Tools, Tricks and Tips: Rainy Day Jobs

The Scoop, Tools, Tips and Tricks

You know what it’s like, it’s cold and wet outside but you really don’t want to be inside, because, well, you need to do something more than pushing pixels, or you just want to hide from the boss for a while so the only real retreat is the shed and as there’s only so many times you can sharpen your secateurs (you did see our “how to” video, didn’t you?).

You could clean the shed but you did that last week (Hah!) so something nice and simple and not too brain taxing. The most obvious and often neglected thing is tool handle maintenance. 

Too often tool handles, timber ones at least, become old, oxidised, splintered and split and fail at the most inconvenient time (axe handles at the beginning of winter is a prime example). So, how do we look after them?

1 – Examine the tool, is the head secure, are there splinters or splits in the handle? And if there are take note of where, If the handle’s looking too dodgy replace it*.


2 – Clamp the tool into a vice, taking care not to cause damage to the handle, in this case I’m using a post vice with smooth jaws to not mark the handle, In my other vice I’d use aluminium jaw protectors.

3- I have a good supply of old grinding belts, in this case I’m using a worn 120 grit, if you don’t have grinding belts then cloth backed wet and dry paper (180-240 should be fine if using new) and sand across the grain (if you go along the grain you could get splintered).

4 – Work your way up and down the handle taking any small splinters off.

5 – Fill in any remaining cracks or splinters with epoxy glue (e.g. Araldite) and allow to dry.

6 – Sand back the dried glue till smooth and with an old rag apply linseed oil to the handle and allow to dry, once dry it may need another light sanding and another coat or two.

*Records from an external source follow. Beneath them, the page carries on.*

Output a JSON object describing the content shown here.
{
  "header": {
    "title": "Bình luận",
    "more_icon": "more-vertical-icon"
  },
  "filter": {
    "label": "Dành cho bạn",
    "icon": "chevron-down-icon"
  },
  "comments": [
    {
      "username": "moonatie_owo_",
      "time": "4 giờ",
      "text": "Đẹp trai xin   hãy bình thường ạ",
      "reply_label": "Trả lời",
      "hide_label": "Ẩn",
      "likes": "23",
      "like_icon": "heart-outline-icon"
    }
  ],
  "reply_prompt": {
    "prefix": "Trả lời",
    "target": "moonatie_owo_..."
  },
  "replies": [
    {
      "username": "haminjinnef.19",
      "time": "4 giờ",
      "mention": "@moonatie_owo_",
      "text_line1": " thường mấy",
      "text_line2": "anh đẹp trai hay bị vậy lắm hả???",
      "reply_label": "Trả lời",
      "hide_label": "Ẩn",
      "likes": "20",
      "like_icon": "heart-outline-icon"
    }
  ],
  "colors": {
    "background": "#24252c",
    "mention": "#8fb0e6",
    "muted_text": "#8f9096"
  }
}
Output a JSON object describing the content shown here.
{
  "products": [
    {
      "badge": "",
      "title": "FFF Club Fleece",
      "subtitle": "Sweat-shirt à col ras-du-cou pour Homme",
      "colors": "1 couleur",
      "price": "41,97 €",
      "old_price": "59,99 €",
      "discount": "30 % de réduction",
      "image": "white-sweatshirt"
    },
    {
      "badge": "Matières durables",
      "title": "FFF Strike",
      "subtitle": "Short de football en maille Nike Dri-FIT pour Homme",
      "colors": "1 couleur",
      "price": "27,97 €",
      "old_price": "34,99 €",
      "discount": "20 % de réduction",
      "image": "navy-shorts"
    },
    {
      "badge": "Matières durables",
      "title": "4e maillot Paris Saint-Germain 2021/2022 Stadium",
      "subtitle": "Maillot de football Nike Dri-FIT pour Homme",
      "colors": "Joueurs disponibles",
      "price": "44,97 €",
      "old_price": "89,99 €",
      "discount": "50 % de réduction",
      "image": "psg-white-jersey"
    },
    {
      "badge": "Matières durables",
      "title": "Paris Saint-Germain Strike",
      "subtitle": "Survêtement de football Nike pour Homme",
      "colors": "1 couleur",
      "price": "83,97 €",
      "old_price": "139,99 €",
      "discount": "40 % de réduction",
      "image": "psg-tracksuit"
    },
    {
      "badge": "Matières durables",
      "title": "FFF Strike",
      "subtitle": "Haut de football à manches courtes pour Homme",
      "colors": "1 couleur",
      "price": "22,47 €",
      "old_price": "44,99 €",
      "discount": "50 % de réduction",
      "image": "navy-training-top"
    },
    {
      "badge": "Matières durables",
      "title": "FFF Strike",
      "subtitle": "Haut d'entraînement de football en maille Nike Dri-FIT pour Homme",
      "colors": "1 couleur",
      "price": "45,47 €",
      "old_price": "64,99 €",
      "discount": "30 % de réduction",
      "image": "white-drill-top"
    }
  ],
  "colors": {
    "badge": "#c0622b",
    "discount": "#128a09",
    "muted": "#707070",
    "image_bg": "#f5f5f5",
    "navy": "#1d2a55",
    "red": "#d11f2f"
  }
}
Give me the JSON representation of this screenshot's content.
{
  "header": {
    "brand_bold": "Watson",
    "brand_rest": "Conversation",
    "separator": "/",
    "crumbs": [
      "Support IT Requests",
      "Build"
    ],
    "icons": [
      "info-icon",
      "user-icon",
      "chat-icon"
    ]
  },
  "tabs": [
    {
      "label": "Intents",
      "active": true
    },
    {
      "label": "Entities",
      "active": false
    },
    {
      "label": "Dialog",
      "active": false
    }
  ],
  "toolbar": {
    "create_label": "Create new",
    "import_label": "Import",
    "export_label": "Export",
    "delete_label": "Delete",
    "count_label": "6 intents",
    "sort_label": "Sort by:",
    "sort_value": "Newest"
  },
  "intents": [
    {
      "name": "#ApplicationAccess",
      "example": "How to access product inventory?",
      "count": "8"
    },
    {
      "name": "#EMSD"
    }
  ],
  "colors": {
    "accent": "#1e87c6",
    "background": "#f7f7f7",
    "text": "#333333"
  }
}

*I’ve got my eye out for an old axe head to show how to restore them and how to fit handles properly.